My six year old, Brinley, immediately started to cry. "I feel so bad for him. He is hurting so much. Mom, I have to go to him!" she said emphatically. I nodded my head and she frantically ran over to where the man and my husband were sitting.
She learned his name and asked him if she could pray for him. My husband later told me the gist of what she prayed. She prayed that he would feel all better and that he would know Jesus and that he would be back in his bed soon. Afterwards, the man said "Amen!"
That night she wanted us all to pray for him as a family and she wondered if he was scared at the hospital and if the doctors and nurses had put bandaids on him or not.
I was just beyond words proud of her that day. I was overjoyed and relieved because I saw her display real compassion. She truly hurt for the man and she felt led to pray for him without any prompting from her parents. Don't get me wrong, this is not always the case in our home. We have plenty of moments where unkind comments are made and I question if my kids will ever grow up to have any ounce of empathy or compassion!
Brinley has had a lot of questions about angels lately, so I had just shared this passage with her from the New Testament:
Keep on loving one another as brothers and sisters. Do not forget to show hospitality to strangers, for by so doing some people have shown hospitality to angels without knowing it. Continue to remember those in prison as if you were together with them in prison, and those who are mistreated as if you yourselves were suffering. - Hebrews 13:1-3

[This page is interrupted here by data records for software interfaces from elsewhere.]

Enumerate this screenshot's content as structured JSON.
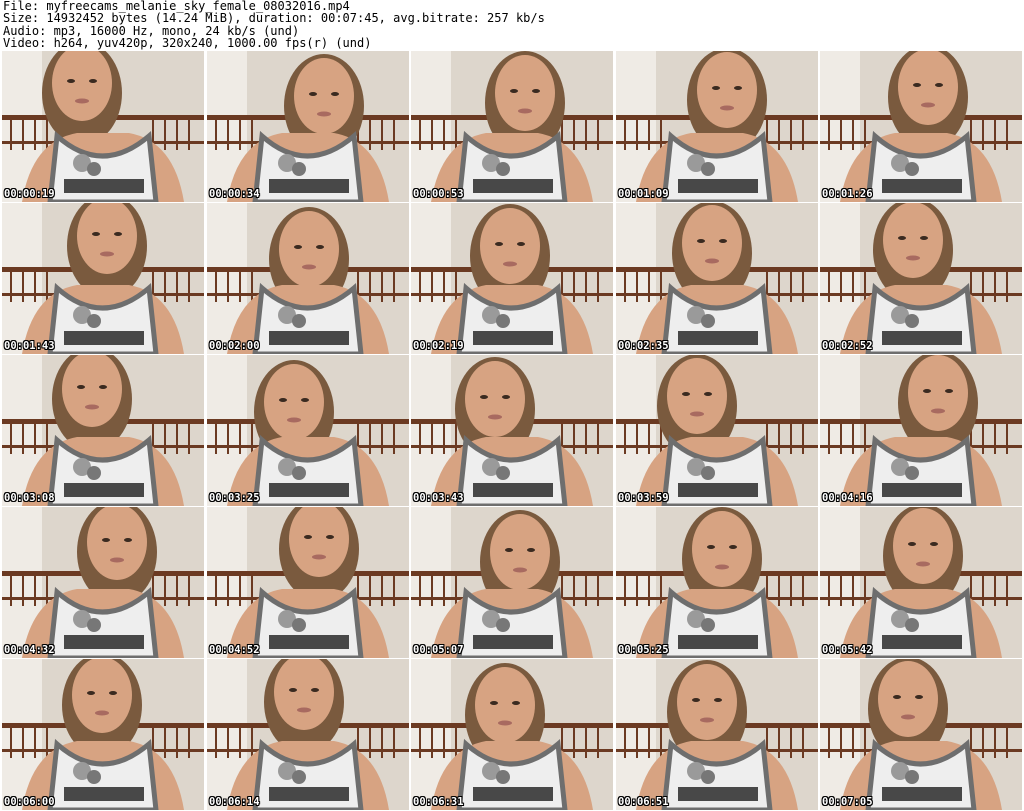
{
  "header": {
    "file": "File: myfreecams_melanie_sky_female_08032016.mp4",
    "size": "Size: 14932452 bytes (14.24 MiB), duration: 00:07:45, avg.bitrate: 257 kb/s",
    "audio": "Audio: mp3, 16000 Hz, mono, 24 kb/s (und)",
    "video": "Video: h264, yuv420p, 320x240, 1000.00 fps(r) (und)"
  },
  "thumbnails": [
    {
      "time": "00:00:19"
    },
    {
      "time": "00:00:34"
    },
    {
      "time": "00:00:53"
    },
    {
      "time": "00:01:09"
    },
    {
      "time": "00:01:26"
    },
    {
      "time": "00:01:43"
    },
    {
      "time": "00:02:00"
    },
    {
      "time": "00:02:19"
    },
    {
      "time": "00:02:35"
    },
    {
      "time": "00:02:52"
    },
    {
      "time": "00:03:08"
    },
    {
      "time": "00:03:25"
    },
    {
      "time": "00:03:43"
    },
    {
      "time": "00:03:59"
    },
    {
      "time": "00:04:16"
    },
    {
      "time": "00:04:32"
    },
    {
      "time": "00:04:52"
    },
    {
      "time": "00:05:07"
    },
    {
      "time": "00:05:25"
    },
    {
      "time": "00:05:42"
    },
    {
      "time": "00:06:00"
    },
    {
      "time": "00:06:14"
    },
    {
      "time": "00:06:31"
    },
    {
      "time": "00:06:51"
    },
    {
      "time": "00:07:05"
    }
  ],
  "colors": {
    "wall": "#ddd6cc",
    "rail": "#6b3a22",
    "skin": "#d7a382",
    "hair": "#7a5a3e",
    "shirt": "#eeeeee",
    "shirt_trim": "#6e6e6e",
    "shirt_text": "#2a2a2a"
  }
}
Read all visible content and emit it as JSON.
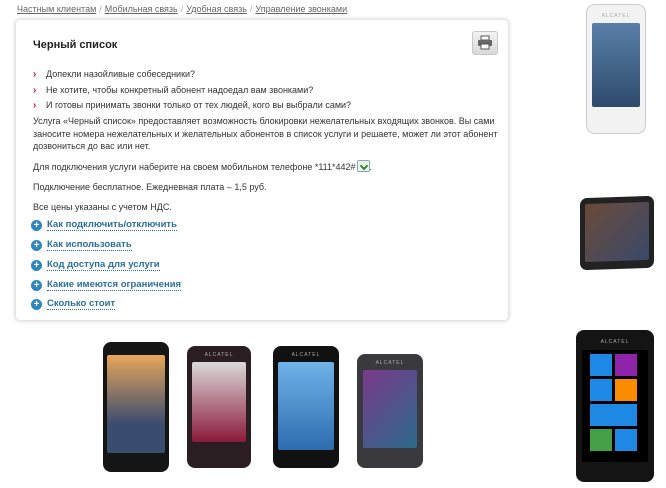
{
  "breadcrumb": {
    "items": [
      "Частным клиентам",
      "Мобильная связь",
      "Удобная связь",
      "Управление звонками"
    ],
    "separator": "/"
  },
  "card": {
    "title": "Черный список",
    "print_icon": "printer-icon",
    "questions": [
      "Допекли назойливые собеседники?",
      "Не хотите, чтобы конкретный абонент надоедал вам звонками?",
      "И готовы принимать звонки только от тех людей, кого вы выбрали сами?"
    ],
    "description": "Услуга «Черный список» предоставляет возможность блокировки нежелательных входящих звонков. Вы сами заносите номера нежелательных и желательных абонентов в список услуги и решаете, может ли этот абонент дозвониться до вас или нет.",
    "connect_text": "Для подключения услуги наберите на своем мобильном телефоне *111*442#",
    "price_text": "Подключение бесплатное. Ежедневная плата – 1,5 руб.",
    "vat_text": "Все цены указаны с учетом НДС.",
    "accordion": [
      "Как подключить/отключить",
      "Как использовать",
      "Код доступа для услуги",
      "Какие имеются ограничения",
      "Сколько стоит"
    ]
  },
  "devices": {
    "brand": "ALCATEL",
    "colors": {
      "accent_red": "#c8102e",
      "link_blue": "#2a6fa0",
      "plus_blue": "#2e86c1"
    }
  }
}
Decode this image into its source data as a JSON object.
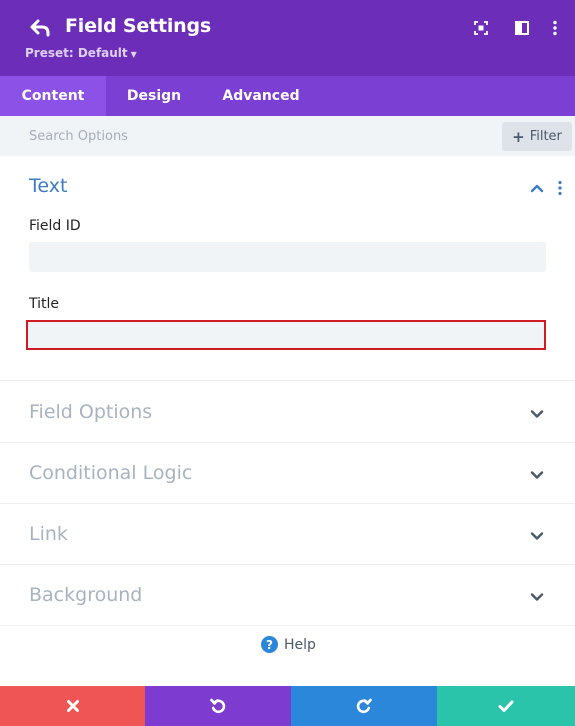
{
  "header": {
    "title": "Field Settings",
    "preset_label": "Preset: Default",
    "icons": [
      "back-arrow-icon",
      "expand-icon",
      "sidebar-layout-icon",
      "more-vertical-icon"
    ]
  },
  "tabs": [
    {
      "label": "Content",
      "active": true
    },
    {
      "label": "Design",
      "active": false
    },
    {
      "label": "Advanced",
      "active": false
    }
  ],
  "search": {
    "placeholder": "Search Options",
    "value": "",
    "filter_label": "Filter"
  },
  "sections": {
    "text": {
      "title": "Text",
      "expanded": true,
      "fields": [
        {
          "label": "Field ID",
          "value": ""
        },
        {
          "label": "Title",
          "value": ""
        }
      ]
    },
    "collapsed": [
      {
        "label": "Field Options"
      },
      {
        "label": "Conditional Logic"
      },
      {
        "label": "Link"
      },
      {
        "label": "Background"
      }
    ]
  },
  "help": {
    "label": "Help"
  },
  "footer": {
    "buttons": [
      "close-icon",
      "undo-icon",
      "redo-icon",
      "save-check-icon"
    ]
  },
  "colors": {
    "header_bg": "#6c2eb9",
    "tabs_bg": "#7b3fd4",
    "tab_active_bg": "#8c52e8",
    "section_title": "#3d7bc4",
    "error_border": "#d01b23",
    "close_btn": "#ef5555",
    "undo_btn": "#7e3bd0",
    "redo_btn": "#2b87da",
    "save_btn": "#29c4a9"
  }
}
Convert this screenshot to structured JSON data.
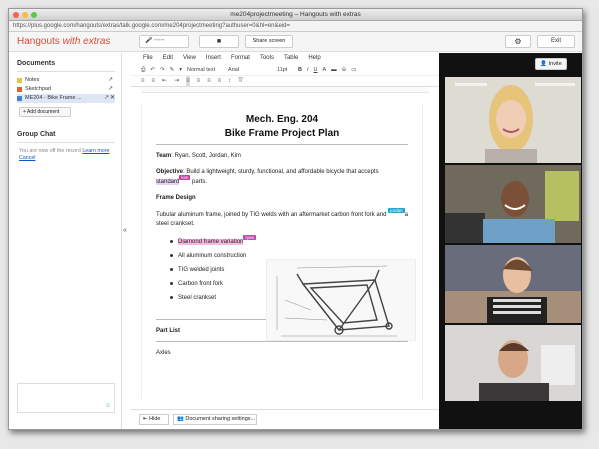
{
  "window": {
    "title": "me204projectmeeting – Hangouts with extras",
    "url": "https://plus.google.com/hangouts/extras/talk.google.com/me204projectmeeting?authuser=0&hl=en&eid="
  },
  "header": {
    "brand_main": "Hangouts ",
    "brand_italic": "with extras",
    "mic_label": "•••••",
    "share_label": "Share screen",
    "exit_label": "Exit"
  },
  "sidebar": {
    "documents_heading": "Documents",
    "items": [
      {
        "label": "Notes"
      },
      {
        "label": "Sketchpad"
      },
      {
        "label": "ME204 - Bike Frame ..."
      }
    ],
    "add_document": "+ Add document",
    "group_chat_heading": "Group Chat",
    "chat_text": "You are now off the record ",
    "learn_more": "Learn more",
    "cancel": "Cancel"
  },
  "docs": {
    "menu": [
      "File",
      "Edit",
      "View",
      "Insert",
      "Format",
      "Tools",
      "Table",
      "Help"
    ],
    "style_select": "Normal text",
    "font_select": "Arial",
    "size_select": "11pt",
    "title": "Mech. Eng. 204",
    "subtitle": "Bike Frame Project Plan",
    "team_label": "Team",
    "team_value": ": Ryan, Scott, Jordan, Kim",
    "objective_label": "Objective",
    "objective_text": ": Build a lightweight, sturdy, functional, and affordable bicycle that accepts ",
    "objective_hl": "standard",
    "objective_end": " parts.",
    "tag_kim": "kim",
    "frame_heading": "Frame Design",
    "frame_text_1": "Tubular aluminum frame, joined by TIG welds with an aftermarket carbon front fork and ",
    "frame_text_2": "a steel crankset.",
    "tag_jordan": "jordan",
    "bullets": [
      "Diamond frame variation",
      "All aluminum construction",
      "TIG welded joints",
      "Carbon front fork",
      "Steel crankset"
    ],
    "tag_ryan": "ryan",
    "part_list_heading": "Part List",
    "axles": "Axles",
    "hide_label": "Hide",
    "sharing_label": "Document sharing settings..."
  },
  "video": {
    "invite_label": "Invite"
  },
  "colors": {
    "brand_red": "#dd4b39",
    "tag_pink": "#c040a0",
    "tag_blue": "#2aa0d0",
    "tag_magenta": "#d040b0"
  }
}
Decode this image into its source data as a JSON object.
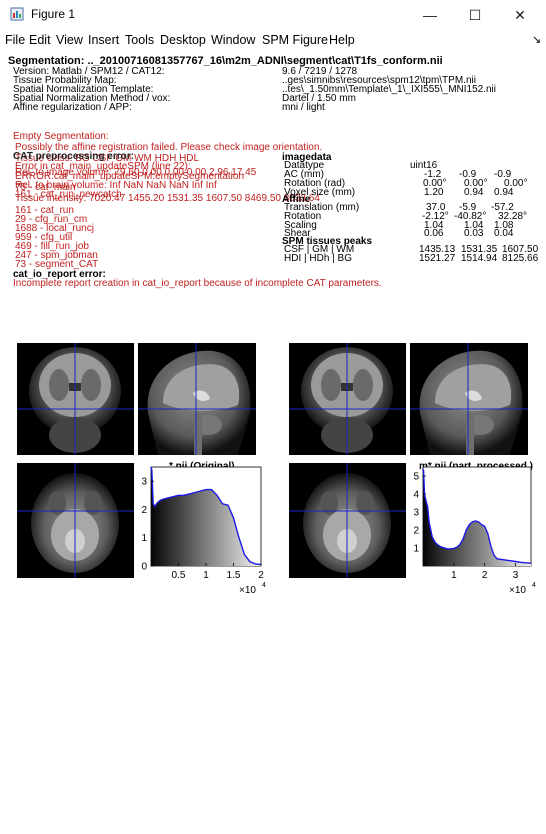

Isn't this so amazing and so intense? We are supposed to remember those in prison as if we were there ourselves. We need to carry the burdens of our brothers and sisters who are hurting as if the burdens were our own. People that are being mistreated--our hearts should break for them! But of course, we can't force our kids to be empathetic. We can't just instruct them to care deeply. As parents, we desperately want to raise compassionate kids, but where do we start?
It all starts with prayer. I love this quote from Jodie Berndt's book Praying the Scriptures for Your Children, where she says:
When you pray that your children will be alert to opportunities to show kindness and compassion, you invite God to help them slip into other people's shoes.
I definitely want more compassion in my own heart and I want my kids to grow to be more compassionate too. Let's go to God and ask Him to soften our hearts and help us to see that each person is a reflection of Him. Each person was made by God and is loved by God. When we are unkind to someone else, we are unkind to His kid! When we show kindness and compassion to someone, we are loving Him.
All month long we will be sharing compassion prayers and blessings that we can pray over our kids. We will also talk about ideas for encouraging and modeling compassion and how to have compassion conversations as a family.
Here is one fun way that Steph and I have started to do in our homes to encourage compassion. We are trying to catch our kids being kind. We made these fun sticker charts so that our kids could be rewarded for going above and beyond to show kindness. We don't want our kids to just do what is expected of them. We are looking to see them find ways to go above and beyond to be a blessing.
Print out your kindness chart here!